What do you consider your greatest accomplishment so far?
I think I've pulled two magic tricks in my life so far - the first was convincing Josh Kopleman of First Round Capital to invest in me with no product, no customers and no team. The second was to convince the Driving Revenue guys that they'd be better off on our team than alone. Both those events were about getting people to invest in me beyond what was really justified by the facts. I like to think that both have been good bets, but there are a lot more cards that need to turn over before we really know. Delivering on the faith those guys showed in me is what keeps me up at night.
Any failures you'd care to tell us about?
One thing I would do differently next time is to start with a co-founder. It’s easy to underestimate the mental burden of being on your own. It’s not so much that you can’t make decisions, but that sometimes you don’t even realize the decisions you aren’t making. The wrong co-founder is obviously a horrendous situation but the right one provides a sounding board and another perspective from someone who's in as deep as you are.
Where do you see the Internet 5 years from now?
I think we're still under-estimating the shift to mobile. I often find myself lying in bed with my cell phone when my "real" computer is three feet away. I think for a while people tried to argue that it was all upside, that mobile was all additive and wouldn't cannibalize from the web. I don't think that's true, and it's going to get less true over time.
What Websites do you visit for fun and relaxation?
I'm a massive Hacker News addict. I read it both on the RSS feed and from the front page because you see different stories that way.
What do you know now that you wish you'd known 5 years ago?
Don't stop exercising. It's much easier to continue a good habit then start a new one.
What offline activities do you enjoy in your spare time?
I like to snowboard and sail and I really love to travel. Before business school, I took 6 months off and visited 11 countries. It was a real treat.
What are your favorite books? TV shows? Music? Foods? Beverages?
Growing up I was a huge fan of Ender's Game and of Life After God. For TV I generally like dramas - I was a huge fan of the West Wing and Battlestar Galactica. Lately I've gotten into Justified. I'm a huge Sushi fan and there are lots of great options in San Francisco.
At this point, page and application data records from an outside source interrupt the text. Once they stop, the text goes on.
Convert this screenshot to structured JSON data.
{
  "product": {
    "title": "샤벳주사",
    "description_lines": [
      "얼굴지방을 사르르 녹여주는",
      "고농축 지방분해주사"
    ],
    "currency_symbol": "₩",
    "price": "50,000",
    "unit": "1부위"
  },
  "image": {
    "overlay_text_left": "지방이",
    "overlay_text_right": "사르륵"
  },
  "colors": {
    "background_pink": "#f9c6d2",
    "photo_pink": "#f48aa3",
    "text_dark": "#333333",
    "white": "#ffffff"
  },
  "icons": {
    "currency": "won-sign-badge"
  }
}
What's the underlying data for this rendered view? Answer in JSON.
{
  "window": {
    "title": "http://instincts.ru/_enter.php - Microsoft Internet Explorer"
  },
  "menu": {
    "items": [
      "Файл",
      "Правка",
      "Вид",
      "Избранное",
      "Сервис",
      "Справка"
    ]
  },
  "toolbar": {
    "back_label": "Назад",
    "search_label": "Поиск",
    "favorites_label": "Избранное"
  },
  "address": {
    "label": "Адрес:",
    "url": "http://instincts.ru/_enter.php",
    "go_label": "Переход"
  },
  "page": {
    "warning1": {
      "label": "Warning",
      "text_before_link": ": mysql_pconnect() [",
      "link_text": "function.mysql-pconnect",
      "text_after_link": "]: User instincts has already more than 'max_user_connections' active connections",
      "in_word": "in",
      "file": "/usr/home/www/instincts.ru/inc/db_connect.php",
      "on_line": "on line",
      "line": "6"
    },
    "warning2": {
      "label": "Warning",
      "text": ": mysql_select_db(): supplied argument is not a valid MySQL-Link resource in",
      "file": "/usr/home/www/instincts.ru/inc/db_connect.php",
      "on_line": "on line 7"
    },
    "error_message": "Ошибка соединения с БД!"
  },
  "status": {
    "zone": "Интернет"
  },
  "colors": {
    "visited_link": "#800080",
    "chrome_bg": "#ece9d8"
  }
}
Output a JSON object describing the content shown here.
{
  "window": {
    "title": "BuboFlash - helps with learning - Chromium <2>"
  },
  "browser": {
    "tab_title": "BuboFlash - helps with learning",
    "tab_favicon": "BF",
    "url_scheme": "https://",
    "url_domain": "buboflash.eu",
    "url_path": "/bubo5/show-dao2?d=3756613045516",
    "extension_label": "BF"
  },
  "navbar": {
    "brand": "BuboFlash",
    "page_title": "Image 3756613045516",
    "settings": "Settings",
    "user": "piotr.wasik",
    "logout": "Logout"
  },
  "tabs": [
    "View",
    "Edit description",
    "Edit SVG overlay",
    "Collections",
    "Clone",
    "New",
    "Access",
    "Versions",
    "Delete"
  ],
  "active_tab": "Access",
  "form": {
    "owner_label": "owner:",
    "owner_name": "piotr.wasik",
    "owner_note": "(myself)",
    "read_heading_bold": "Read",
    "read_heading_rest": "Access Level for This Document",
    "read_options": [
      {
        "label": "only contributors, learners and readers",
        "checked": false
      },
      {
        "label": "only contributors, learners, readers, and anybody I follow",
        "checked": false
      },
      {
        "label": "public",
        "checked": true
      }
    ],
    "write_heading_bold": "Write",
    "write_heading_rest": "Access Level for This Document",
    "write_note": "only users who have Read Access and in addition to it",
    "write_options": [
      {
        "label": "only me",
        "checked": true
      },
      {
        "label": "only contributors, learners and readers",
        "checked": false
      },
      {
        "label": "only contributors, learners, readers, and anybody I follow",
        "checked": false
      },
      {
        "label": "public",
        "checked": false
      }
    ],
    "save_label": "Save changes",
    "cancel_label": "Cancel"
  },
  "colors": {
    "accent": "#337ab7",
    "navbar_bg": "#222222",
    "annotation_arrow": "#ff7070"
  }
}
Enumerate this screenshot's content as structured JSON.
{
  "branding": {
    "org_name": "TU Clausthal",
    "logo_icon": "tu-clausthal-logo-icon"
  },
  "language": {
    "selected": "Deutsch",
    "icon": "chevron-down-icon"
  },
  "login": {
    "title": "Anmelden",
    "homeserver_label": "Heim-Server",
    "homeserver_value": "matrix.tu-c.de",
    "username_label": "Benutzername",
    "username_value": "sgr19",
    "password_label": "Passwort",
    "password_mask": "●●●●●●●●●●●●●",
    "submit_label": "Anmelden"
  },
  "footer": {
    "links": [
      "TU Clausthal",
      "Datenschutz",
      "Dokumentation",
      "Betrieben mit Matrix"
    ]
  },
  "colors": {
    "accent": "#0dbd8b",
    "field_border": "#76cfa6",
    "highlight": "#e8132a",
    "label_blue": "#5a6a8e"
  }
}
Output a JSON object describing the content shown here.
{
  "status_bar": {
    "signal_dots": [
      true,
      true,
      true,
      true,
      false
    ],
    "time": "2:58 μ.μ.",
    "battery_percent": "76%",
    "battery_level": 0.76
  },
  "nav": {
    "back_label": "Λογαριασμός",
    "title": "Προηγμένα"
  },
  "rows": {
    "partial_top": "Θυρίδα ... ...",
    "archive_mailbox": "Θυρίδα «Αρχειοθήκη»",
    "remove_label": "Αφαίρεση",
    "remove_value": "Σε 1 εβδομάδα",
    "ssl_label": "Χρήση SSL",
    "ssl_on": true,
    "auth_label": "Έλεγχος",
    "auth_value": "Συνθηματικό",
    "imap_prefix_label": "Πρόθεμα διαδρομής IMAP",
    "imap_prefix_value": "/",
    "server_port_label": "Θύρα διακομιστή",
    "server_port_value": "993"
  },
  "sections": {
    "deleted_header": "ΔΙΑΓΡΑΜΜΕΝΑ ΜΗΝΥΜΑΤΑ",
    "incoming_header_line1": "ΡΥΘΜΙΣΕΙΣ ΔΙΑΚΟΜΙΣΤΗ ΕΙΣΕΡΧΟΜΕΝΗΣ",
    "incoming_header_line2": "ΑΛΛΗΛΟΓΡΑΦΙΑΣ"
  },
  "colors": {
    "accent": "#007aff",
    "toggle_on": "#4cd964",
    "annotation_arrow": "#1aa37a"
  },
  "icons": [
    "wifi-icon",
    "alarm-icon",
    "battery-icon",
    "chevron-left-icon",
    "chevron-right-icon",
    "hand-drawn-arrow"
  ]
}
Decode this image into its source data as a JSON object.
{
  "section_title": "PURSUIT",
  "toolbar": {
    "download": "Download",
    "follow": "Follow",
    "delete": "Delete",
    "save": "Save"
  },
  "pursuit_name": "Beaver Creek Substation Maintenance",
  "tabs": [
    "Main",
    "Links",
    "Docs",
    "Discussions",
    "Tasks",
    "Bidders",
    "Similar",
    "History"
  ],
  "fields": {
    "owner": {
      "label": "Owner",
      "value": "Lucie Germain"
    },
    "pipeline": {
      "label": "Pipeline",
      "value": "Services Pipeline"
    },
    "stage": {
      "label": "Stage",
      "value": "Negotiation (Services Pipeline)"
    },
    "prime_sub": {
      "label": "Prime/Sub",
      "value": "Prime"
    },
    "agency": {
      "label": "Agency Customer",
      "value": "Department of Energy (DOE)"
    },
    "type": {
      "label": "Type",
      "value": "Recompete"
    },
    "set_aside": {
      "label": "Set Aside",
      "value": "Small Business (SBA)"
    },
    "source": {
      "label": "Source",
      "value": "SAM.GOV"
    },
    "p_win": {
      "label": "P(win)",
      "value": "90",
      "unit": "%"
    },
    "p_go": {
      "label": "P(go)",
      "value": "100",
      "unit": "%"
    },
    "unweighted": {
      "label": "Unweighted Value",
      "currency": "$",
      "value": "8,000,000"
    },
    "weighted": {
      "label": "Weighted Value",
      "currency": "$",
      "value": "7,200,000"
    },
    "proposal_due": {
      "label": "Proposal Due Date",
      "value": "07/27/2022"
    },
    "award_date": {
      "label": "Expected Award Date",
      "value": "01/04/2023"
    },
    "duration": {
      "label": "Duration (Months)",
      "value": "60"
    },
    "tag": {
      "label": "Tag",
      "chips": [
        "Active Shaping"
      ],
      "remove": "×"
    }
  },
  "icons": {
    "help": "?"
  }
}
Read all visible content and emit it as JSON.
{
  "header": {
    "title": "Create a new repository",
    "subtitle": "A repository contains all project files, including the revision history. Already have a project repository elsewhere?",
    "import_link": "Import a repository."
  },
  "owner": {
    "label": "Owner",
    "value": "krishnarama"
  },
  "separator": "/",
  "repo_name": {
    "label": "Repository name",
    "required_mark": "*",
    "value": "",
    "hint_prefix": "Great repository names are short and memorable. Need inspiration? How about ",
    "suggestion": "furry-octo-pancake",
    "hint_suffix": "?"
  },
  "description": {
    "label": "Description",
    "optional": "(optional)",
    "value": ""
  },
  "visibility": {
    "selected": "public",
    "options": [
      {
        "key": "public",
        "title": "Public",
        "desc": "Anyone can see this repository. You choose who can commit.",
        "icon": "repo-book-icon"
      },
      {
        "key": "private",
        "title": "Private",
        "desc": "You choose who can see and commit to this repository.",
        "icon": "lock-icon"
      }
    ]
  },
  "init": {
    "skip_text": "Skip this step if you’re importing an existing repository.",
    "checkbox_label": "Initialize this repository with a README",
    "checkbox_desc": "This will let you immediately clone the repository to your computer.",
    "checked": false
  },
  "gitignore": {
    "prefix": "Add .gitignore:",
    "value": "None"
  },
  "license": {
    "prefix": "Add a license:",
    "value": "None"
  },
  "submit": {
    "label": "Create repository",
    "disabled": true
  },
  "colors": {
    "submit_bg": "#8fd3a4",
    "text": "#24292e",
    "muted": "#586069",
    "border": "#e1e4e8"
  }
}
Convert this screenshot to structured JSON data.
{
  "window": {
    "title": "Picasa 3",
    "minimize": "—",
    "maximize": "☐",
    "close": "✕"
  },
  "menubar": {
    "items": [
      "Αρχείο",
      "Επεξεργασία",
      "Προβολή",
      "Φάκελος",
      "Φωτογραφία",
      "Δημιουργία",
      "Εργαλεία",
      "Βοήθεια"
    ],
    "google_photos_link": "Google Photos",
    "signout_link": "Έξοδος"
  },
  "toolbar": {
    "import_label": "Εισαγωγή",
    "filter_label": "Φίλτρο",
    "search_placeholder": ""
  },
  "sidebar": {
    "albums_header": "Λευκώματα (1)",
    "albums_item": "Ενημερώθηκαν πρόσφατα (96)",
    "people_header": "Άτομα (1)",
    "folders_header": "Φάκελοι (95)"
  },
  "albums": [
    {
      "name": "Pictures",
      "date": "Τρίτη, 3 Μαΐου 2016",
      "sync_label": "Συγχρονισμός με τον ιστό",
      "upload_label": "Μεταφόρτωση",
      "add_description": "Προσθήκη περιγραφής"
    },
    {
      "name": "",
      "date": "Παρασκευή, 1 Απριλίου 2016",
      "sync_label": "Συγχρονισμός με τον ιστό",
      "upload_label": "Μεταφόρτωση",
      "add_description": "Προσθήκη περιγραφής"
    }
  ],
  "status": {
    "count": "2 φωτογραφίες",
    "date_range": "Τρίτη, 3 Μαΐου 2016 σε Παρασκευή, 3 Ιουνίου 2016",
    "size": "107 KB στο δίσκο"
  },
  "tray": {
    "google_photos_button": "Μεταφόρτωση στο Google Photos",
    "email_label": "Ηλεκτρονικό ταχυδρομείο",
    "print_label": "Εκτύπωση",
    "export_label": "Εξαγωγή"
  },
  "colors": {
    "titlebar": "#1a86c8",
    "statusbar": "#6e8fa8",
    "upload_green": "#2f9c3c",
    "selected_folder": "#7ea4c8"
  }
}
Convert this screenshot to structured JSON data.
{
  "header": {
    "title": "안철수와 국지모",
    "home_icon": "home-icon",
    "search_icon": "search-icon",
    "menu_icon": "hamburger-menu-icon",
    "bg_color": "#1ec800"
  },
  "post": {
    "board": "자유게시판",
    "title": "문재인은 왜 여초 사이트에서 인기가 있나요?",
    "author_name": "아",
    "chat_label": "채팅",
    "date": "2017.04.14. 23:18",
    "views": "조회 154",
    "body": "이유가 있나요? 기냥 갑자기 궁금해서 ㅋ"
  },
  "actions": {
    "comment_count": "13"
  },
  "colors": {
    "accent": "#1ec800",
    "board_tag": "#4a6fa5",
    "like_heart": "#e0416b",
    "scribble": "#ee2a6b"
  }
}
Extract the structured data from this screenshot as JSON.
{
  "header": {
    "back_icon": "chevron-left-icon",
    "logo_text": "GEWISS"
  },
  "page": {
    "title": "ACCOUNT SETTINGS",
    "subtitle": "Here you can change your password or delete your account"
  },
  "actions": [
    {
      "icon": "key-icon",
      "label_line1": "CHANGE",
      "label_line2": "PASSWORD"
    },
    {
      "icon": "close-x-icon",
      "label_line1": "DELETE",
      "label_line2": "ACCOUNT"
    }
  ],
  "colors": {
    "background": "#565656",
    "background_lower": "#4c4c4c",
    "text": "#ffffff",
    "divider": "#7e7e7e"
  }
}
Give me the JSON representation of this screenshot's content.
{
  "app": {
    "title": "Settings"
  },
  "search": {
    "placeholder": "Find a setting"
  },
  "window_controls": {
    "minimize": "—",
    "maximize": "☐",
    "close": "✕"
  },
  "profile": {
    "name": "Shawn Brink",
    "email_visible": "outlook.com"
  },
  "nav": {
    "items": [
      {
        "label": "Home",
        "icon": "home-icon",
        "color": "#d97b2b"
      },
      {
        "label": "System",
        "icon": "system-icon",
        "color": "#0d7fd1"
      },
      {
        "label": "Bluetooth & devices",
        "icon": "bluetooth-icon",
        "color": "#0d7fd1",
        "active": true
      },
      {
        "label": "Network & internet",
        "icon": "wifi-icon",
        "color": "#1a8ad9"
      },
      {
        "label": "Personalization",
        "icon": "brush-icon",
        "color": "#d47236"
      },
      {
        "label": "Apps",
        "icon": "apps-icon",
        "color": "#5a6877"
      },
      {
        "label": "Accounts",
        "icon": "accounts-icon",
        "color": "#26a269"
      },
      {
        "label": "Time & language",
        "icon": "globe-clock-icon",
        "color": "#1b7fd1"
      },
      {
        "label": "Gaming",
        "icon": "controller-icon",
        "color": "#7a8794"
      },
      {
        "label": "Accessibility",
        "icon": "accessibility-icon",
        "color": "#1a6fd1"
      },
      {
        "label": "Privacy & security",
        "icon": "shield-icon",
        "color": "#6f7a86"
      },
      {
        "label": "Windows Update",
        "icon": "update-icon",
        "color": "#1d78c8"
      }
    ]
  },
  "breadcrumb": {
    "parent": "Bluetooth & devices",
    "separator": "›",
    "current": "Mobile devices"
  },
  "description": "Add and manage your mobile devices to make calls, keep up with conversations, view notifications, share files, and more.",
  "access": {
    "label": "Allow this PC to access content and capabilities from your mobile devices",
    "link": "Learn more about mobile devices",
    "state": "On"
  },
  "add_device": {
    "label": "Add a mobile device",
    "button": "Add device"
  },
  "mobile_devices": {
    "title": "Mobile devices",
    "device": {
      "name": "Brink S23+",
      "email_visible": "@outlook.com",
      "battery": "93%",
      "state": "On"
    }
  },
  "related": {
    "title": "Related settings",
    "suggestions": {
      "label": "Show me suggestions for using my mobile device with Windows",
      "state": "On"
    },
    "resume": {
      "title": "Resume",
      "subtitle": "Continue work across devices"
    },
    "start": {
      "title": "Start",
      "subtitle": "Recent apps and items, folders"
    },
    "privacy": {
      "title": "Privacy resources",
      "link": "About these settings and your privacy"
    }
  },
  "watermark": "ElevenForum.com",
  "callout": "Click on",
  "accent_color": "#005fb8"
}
Do you have any pet peeves?
People who don't make the most of their situation. I was born into a pretty lucky situation and I feel compelled to try and make the most of my luck. People who take things for granted or don't try their hardest sadden me.
What does the future hold for Oliver Roup?
Links in content have economic value to their target but that value is largely ignored. VigLink aims to change that and to create value for our customers, employees and investors in the process. It's an exciting problem and one I hope to be involved with solving for a long time to come.